Given data:
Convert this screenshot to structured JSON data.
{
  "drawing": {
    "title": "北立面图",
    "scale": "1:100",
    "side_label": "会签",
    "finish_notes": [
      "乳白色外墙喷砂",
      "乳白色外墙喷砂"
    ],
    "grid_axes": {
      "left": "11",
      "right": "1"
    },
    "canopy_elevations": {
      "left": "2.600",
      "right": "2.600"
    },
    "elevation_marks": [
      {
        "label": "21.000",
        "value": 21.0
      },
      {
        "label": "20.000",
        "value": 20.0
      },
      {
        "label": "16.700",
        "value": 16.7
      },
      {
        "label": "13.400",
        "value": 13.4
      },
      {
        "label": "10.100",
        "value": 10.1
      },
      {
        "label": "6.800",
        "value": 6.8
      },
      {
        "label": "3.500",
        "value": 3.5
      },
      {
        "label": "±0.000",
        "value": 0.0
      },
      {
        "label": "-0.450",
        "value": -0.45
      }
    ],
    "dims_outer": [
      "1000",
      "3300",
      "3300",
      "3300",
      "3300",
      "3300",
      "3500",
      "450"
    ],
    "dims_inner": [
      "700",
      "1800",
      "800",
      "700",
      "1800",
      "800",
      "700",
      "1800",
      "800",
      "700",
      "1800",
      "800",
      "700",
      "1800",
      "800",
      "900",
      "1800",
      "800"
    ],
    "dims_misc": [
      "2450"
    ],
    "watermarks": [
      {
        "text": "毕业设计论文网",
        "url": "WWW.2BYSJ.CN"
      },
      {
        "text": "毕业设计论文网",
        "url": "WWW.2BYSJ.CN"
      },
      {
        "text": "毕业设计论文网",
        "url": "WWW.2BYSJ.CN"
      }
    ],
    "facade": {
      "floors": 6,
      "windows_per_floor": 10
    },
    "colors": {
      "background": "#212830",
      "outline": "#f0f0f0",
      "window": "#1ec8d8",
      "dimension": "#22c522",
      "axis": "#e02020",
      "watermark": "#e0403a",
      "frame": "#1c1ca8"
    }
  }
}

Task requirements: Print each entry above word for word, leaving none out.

Written solution:
Convert this screenshot to structured JSON data.
{
  "drawing": {
    "title": "北立面图",
    "scale": "1:100",
    "side_label": "会签",
    "finish_notes": [
      "乳白色外墙喷砂",
      "乳白色外墙喷砂"
    ],
    "grid_axes": {
      "left": "11",
      "right": "1"
    },
    "canopy_elevations": {
      "left": "2.600",
      "right": "2.600"
    },
    "elevation_marks": [
      {
        "label": "21.000",
        "value": 21.0
      },
      {
        "label": "20.000",
        "value": 20.0
      },
      {
        "label": "16.700",
        "value": 16.7
      },
      {
        "label": "13.400",
        "value": 13.4
      },
      {
        "label": "10.100",
        "value": 10.1
      },
      {
        "label": "6.800",
        "value": 6.8
      },
      {
        "label": "3.500",
        "value": 3.5
      },
      {
        "label": "±0.000",
        "value": 0.0
      },
      {
        "label": "-0.450",
        "value": -0.45
      }
    ],
    "dims_outer": [
      "1000",
      "3300",
      "3300",
      "3300",
      "3300",
      "3300",
      "3500",
      "450"
    ],
    "dims_inner": [
      "700",
      "1800",
      "800",
      "700",
      "1800",
      "800",
      "700",
      "1800",
      "800",
      "700",
      "1800",
      "800",
      "700",
      "1800",
      "800",
      "900",
      "1800",
      "800"
    ],
    "dims_misc": [
      "2450"
    ],
    "watermarks": [
      {
        "text": "毕业设计论文网",
        "url": "WWW.2BYSJ.CN"
      },
      {
        "text": "毕业设计论文网",
        "url": "WWW.2BYSJ.CN"
      },
      {
        "text": "毕业设计论文网",
        "url": "WWW.2BYSJ.CN"
      }
    ],
    "facade": {
      "floors": 6,
      "windows_per_floor": 10
    },
    "colors": {
      "background": "#212830",
      "outline": "#f0f0f0",
      "window": "#1ec8d8",
      "dimension": "#22c522",
      "axis": "#e02020",
      "watermark": "#e0403a",
      "frame": "#1c1ca8"
    }
  }
}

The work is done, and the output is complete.